Put on the whole armour of God, so that you may be able to stand against the wiles of the devil. For our struggle is not against enemies of blood and flesh, but against the rulers, against the authorities, against the cosmic powers of this present darkness, against the spiritual forces of evil in the heavenly places… Stand therefore, and fasten the belt of truth around your waist, and put on the breastplate of righteousness. As shoes for your feet put on whatever will make you ready to proclaim the gospel of peace. With all of these, take the shield of faith, with which you will be able to quench all the flaming arrows of the evil one. Take the helmet of salvation, and the sword of the Spirit, which is the word of God. (Ephes. 6:11-17)
We live in a very troublesome time.

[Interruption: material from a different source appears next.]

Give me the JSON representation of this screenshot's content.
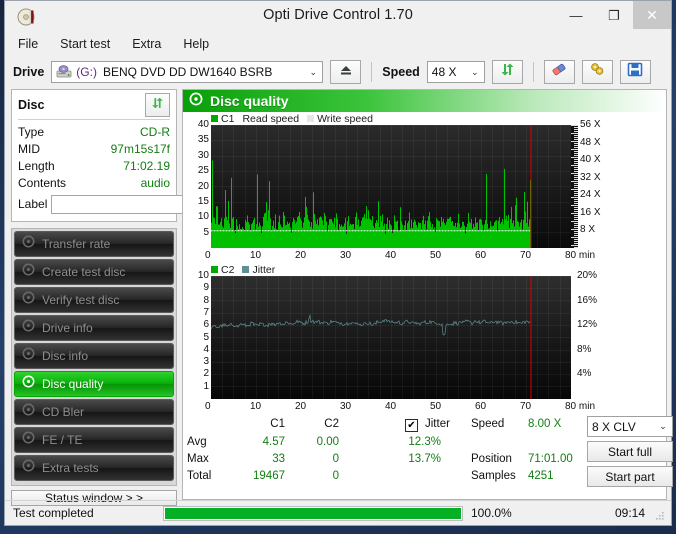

Everywhere the forces of darkness have gathered around us. We have the sabre rattling of Trump and North Korea. Just two nights ago there was a march in Charlottesville, North Carolina by white supremacists and KKK members, as hatred and division continue to erupt in our era. Add to this the spectres of climate change, terrorism, and more economic instability, and we’re walking into quite a maelstrom. It will take all the courage we can muster if the better angels of our nature will be able to guide us to the other side. Bruce Springsteen has an image in his song ‘Promised Land’ that I think captures our moment and our calling well. It says:
There’s a dark cloud rising from the desert floor
I packed my bags and I’m heading straight into the storm
Gonna be a twister to blow everything down
That don’t have the faith to stand its ground.
Friends we have been called to our greatest hour. The forces of history have put us in a position of great peril, but also of great promise. For out of destruction often comes creation. So let’s grab on to our deepest currents of hope, and fight the good fight with the sword of Spirit and the armour of God. If we can reject the forces that try to divide and conquer us, and come together collectively, as the body of Christ, as one humanity, I believe that we’ll come on up for the rising together. If we remember joy, even amidst our coming hardships, I believe that we’ll reach the new earth that’s calling to us from our blessed future. So let’s keep our eyes on the prize, and hold on. Amen.
Paul and Silas thought
Dungeon shook and
The chains came off
Keep your eyes on the prize
And hold on
Freedom’s name is mighty sweet
And soon we’re gonna meet
Keep your eyes on the prize
– ‘Eyes on the Prize’, Bruce Springsteen and the Seeger Sessions Band
(1) Quoted in: Leonora Tubbs Tisdale, Prophetic Preaching, p.9.
(2) Scholars now know that not all these letters were written by the historical Paul, but that Ephesians and Colossians, as well as 1st and 2nd Timothy and Titus, were written by authors coming after Paul but working in the Pauline tradition. For the sake of simplicity in this sermon, I just proceeded as though this was all Paul of Tarsus. However, the athletic and military metaphors run throughout all of the letters or the whole Pauline tradition. See Marcus Borg and John Dominic Crossan’s book The First Paul for a more detailed breakdown on the ‘three Paul’s’.